Page and application data records

******************************

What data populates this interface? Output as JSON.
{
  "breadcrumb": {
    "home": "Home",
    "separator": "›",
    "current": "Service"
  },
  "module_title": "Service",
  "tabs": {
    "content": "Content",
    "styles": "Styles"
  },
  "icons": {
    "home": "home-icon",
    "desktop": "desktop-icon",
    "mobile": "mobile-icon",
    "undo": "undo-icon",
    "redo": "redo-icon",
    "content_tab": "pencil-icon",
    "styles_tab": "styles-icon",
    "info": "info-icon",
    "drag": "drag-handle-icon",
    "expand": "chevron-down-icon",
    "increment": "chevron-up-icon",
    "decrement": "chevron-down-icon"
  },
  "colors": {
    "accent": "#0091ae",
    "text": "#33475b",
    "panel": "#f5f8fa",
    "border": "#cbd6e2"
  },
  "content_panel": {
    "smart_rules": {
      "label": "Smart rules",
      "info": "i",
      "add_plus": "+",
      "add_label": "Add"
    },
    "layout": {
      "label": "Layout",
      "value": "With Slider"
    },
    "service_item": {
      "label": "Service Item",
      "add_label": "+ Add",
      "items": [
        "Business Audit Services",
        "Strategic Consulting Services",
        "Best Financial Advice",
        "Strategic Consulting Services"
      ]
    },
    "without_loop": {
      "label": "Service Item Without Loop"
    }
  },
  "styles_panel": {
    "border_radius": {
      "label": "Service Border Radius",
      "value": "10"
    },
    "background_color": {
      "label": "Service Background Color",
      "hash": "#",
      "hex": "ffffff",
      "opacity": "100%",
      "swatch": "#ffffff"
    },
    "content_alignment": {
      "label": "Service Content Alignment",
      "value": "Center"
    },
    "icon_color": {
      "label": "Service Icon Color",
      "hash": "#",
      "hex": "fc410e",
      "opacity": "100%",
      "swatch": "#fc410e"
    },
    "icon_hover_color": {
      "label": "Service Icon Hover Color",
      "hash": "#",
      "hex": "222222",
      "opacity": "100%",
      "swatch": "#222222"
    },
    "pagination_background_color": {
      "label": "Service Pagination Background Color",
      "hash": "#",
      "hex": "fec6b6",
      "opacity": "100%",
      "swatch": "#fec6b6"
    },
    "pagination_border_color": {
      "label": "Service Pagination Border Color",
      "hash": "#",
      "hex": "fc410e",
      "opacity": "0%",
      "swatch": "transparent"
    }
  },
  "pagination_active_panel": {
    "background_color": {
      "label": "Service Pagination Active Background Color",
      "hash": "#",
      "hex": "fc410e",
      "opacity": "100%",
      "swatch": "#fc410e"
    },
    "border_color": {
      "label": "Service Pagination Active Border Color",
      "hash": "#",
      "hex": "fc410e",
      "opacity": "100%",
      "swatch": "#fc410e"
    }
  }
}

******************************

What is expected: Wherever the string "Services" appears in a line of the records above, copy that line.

Response to the task:
        "Business Audit Services",
        "Strategic Consulting Services",
        "Strategic Consulting Services"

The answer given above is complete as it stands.